Sorry for the late and abbreviated post. I just got my book back today and didn't make it through all of the reading... need to go to bed.
With that said, I've always been fascinated by my bilingual friends that come to know the languages they do very intimately and can shift from thinking in one language to the other or one of the others, even if it takes some doing or some meditation to do so. What they talk about is an experience that changes the parameters of what it means to be as Being is. They've always explained this as things being available or unavailable in one language compared to another and that by knowing these two languages they see how much we are defined by the language that we use.

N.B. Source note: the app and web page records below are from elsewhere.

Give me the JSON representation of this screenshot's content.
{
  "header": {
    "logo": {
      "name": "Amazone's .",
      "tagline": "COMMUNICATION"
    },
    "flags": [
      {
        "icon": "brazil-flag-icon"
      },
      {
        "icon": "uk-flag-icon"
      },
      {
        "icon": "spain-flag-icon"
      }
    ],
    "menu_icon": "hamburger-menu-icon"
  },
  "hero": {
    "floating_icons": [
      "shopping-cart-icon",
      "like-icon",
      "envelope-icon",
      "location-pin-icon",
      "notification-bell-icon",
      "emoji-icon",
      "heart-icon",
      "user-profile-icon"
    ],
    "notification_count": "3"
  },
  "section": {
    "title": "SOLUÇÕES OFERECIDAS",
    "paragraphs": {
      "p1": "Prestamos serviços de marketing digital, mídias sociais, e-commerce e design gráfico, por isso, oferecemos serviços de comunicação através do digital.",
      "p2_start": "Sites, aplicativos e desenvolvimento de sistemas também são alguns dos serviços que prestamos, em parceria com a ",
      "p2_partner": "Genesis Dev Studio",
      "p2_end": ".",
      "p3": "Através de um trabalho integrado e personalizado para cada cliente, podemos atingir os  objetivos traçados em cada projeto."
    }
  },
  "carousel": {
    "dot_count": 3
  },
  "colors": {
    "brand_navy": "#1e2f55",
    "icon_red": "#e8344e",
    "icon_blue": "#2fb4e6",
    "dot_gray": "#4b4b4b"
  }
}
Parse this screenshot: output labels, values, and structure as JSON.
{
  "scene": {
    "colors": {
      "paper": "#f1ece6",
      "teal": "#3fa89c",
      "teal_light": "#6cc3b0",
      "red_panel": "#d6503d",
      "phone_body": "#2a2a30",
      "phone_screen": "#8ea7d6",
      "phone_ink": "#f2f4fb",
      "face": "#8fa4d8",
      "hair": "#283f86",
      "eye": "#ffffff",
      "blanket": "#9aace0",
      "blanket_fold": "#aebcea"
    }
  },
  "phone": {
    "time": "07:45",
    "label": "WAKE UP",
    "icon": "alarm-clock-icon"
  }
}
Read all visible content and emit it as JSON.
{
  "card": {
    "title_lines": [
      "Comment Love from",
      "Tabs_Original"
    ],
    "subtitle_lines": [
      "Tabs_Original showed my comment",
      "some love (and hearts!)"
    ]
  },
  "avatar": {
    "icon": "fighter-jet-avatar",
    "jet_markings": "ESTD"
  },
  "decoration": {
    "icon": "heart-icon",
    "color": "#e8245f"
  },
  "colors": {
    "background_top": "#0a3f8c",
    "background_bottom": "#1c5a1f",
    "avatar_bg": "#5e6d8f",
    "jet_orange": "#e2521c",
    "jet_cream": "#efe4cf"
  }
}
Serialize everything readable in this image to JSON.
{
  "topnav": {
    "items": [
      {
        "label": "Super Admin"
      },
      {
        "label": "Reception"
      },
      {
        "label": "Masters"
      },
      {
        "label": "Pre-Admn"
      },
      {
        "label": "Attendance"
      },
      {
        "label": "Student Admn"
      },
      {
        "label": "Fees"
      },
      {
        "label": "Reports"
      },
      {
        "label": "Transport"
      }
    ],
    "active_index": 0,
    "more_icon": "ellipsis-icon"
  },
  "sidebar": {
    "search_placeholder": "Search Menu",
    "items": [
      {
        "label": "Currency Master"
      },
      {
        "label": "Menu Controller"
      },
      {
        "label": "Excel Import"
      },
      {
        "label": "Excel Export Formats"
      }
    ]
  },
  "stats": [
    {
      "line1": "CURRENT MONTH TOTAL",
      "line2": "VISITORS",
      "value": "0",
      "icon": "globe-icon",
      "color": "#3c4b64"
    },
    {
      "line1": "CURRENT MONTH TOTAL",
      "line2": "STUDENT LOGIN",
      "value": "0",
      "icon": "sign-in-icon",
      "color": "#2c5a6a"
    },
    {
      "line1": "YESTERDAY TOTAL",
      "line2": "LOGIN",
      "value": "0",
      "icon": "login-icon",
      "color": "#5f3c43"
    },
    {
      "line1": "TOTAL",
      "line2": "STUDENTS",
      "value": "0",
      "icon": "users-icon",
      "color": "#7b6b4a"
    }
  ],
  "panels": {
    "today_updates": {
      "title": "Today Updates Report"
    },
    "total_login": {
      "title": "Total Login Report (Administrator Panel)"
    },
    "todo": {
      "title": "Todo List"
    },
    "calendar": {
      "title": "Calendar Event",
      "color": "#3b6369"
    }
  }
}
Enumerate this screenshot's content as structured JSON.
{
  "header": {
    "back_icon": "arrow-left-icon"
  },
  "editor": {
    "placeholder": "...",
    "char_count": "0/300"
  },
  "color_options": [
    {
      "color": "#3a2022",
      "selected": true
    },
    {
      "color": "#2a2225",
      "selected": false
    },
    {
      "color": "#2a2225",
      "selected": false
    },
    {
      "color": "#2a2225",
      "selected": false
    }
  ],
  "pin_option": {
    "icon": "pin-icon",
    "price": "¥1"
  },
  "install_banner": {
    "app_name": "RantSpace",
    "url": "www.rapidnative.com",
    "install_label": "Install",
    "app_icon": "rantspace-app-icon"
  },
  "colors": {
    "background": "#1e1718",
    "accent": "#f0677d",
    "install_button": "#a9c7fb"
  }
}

For this reason, I've always considered language to be a trapping of Being, but at the same time, the only way that Being can be to begin with. In our reading today I did get to the point where the Japanese is talking about shifting back and forth between the languages of his native tongue and German and seeing something that was there in the inbetweeness of languages. It is this deficiency that I think Heidegger is after - to see the limitations of language to understand the thing that is beyond language that exists for us just as poignantly, although unrecognized, as the realm of the spoken.
Why yes, it has been years
1 week ago